Where will you be rushing off to when lockdown is eased? The nearest shopping centre for some retail therapy? The hairdressers for some emergency grey coverage? My first stop will be Costa for a large mocha with extra chocolate sprinkles. Sorry George, but Nespresso just doesn’t cut it after 6 weeks of lockdown.
My desperation for coffee wasn’t helped by news that the environment secretary didn’t think Costa needed to close their outlets in the first place: they could have continued operating in a socially distanced way.
That leads to the question as to what employers should be doing to ensure their employees’ health and safety at this time. A draft government plan to get people back to work suggests various measures including minimising the numbers of workers using equipment, staggering working hours to prevent crowded commutes, introducing additional hygiene procedures and using protective equipment where it is impossible to maintain social distancing.
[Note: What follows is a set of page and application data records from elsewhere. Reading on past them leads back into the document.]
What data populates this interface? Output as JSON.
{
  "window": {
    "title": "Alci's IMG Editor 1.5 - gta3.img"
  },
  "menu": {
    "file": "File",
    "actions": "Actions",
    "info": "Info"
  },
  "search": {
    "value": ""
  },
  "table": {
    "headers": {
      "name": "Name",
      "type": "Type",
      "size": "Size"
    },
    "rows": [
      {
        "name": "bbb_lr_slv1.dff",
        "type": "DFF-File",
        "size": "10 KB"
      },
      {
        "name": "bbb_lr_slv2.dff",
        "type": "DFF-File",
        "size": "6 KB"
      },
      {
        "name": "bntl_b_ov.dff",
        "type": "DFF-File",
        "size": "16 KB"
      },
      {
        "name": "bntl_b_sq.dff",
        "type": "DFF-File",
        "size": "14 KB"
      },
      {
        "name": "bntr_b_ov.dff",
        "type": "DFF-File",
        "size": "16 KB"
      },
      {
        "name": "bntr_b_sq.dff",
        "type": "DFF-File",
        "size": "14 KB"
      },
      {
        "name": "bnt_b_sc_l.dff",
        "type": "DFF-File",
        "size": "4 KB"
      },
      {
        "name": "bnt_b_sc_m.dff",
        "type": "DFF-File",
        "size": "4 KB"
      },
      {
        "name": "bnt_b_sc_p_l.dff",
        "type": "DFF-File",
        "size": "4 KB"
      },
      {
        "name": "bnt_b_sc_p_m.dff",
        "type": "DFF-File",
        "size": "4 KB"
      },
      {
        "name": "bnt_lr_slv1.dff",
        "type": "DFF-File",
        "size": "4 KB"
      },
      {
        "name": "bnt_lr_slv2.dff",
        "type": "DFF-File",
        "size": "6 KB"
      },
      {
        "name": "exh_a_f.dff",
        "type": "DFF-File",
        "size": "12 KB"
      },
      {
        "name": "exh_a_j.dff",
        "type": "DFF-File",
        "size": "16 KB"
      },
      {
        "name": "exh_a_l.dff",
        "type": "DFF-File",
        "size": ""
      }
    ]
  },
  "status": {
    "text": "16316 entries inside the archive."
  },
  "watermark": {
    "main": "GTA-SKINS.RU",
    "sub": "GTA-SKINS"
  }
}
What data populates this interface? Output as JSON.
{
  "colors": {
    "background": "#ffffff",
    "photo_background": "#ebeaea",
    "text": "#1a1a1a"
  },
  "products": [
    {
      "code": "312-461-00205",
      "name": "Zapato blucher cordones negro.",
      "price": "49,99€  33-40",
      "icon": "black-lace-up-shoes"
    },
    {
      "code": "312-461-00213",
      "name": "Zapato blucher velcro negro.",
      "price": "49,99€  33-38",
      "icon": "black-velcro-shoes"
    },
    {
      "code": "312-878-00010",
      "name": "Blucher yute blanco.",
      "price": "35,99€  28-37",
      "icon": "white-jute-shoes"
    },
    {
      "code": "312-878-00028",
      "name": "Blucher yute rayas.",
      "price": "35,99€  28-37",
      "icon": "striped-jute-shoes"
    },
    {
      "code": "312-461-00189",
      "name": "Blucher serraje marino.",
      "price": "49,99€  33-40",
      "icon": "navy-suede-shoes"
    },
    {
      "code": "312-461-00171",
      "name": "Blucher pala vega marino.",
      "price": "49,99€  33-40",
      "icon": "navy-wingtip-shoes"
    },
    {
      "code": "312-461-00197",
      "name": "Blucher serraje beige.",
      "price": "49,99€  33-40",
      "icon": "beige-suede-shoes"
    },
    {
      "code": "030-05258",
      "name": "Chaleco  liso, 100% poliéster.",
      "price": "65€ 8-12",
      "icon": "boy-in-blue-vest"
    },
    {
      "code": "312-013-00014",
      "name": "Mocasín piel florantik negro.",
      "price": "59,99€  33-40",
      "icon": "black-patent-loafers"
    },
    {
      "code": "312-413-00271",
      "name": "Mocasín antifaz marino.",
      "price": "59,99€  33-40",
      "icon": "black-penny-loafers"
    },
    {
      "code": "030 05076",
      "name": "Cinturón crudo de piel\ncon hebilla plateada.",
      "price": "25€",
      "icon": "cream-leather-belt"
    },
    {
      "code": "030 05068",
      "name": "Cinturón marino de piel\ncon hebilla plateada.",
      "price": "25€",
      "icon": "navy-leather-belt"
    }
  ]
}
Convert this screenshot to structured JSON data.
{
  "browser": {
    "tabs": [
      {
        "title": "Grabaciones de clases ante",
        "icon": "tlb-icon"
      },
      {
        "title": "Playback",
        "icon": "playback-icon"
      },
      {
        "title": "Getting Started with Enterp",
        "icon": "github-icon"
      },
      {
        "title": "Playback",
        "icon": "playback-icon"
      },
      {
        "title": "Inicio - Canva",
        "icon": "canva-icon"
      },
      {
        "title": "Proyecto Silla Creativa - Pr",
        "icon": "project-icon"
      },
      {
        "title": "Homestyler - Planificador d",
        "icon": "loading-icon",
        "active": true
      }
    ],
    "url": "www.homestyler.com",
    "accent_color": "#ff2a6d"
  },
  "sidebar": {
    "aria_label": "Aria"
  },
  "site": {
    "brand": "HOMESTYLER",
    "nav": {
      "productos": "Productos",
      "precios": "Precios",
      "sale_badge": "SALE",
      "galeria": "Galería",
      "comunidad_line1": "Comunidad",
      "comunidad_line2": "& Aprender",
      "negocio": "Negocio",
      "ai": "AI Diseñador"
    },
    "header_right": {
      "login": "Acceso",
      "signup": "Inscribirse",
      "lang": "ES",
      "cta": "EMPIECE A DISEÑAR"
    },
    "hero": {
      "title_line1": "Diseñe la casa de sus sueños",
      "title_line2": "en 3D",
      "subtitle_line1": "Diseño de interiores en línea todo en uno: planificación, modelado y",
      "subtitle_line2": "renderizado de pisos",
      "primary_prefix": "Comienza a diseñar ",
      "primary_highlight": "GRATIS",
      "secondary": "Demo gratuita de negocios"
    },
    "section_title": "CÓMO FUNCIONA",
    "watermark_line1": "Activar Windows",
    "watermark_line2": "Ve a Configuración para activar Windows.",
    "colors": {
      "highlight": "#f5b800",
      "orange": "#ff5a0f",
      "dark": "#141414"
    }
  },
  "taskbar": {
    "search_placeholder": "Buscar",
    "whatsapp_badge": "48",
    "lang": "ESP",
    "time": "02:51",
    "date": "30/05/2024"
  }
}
It’s important to remember the actual wording of the Health and Safety at Work Act. An employer has a general duty to ensure, so far as is reasonably practicable, the health, safety and welfare at work of all its employees. It’s impossible to eliminate all risk. If employers were required to go that far there would be no building sites and no one to deliver your essential lockdown shopping. What employers need to do is carry out a risk assessment to identify the hazards in their business, assess the chance that someone could be seriously harmed and take sufficient precautions to prevent harm.
A lot of measures are already in place. Sky takes workers' temperatures when they arrive at work, many supermarkets now have physical markers on the floor to keep staff and customers 2m apart and screens are in place in post offices. One business is paying workers a social distancing bonus of £1 an hour for sticking to the rules and the company has hired more staff, segregated shifts and staggered breaks. Doors are kept open wherever possible to reduce the number of things staff need to touch and social distancing marshals ensure the rules are being followed.
We will need to wait until later in the week to see how the government plans to ease the lockdown, but I’m hopeful that with an appropriate risk assessment it will soon be reasonably practicable for me to order a mocha.
Reopening the economy will take more than modified working practices. Workers must be confident they are safe. Companies must be confident they won't be sued if they get it wrong.